### [What you are asked to do]
Could you write out every record below exactly, leaving out any pictures?

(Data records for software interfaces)
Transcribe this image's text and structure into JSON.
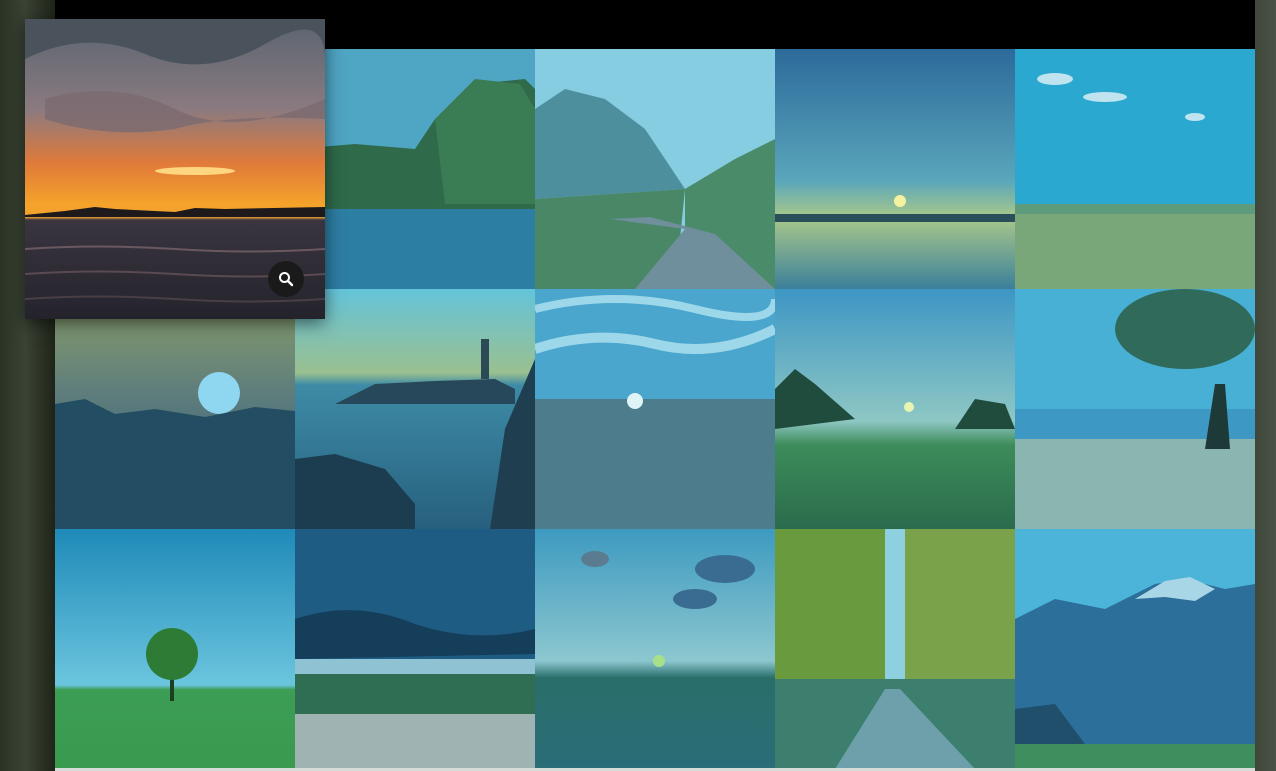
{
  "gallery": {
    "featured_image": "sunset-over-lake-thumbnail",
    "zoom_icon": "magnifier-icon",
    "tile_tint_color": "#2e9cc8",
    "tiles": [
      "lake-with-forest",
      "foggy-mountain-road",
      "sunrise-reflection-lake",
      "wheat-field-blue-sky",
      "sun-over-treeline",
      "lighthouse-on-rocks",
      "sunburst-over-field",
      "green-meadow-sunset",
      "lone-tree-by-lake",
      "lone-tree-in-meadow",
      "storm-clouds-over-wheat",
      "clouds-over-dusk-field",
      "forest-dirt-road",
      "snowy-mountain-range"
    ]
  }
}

### [Task output]
Transcribe this image's text and structure into JSON.
{
  "gallery": {
    "featured_image": "sunset-over-lake-thumbnail",
    "zoom_icon": "magnifier-icon",
    "tile_tint_color": "#2e9cc8",
    "tiles": [
      "lake-with-forest",
      "foggy-mountain-road",
      "sunrise-reflection-lake",
      "wheat-field-blue-sky",
      "sun-over-treeline",
      "lighthouse-on-rocks",
      "sunburst-over-field",
      "green-meadow-sunset",
      "lone-tree-by-lake",
      "lone-tree-in-meadow",
      "storm-clouds-over-wheat",
      "clouds-over-dusk-field",
      "forest-dirt-road",
      "snowy-mountain-range"
    ]
  }
}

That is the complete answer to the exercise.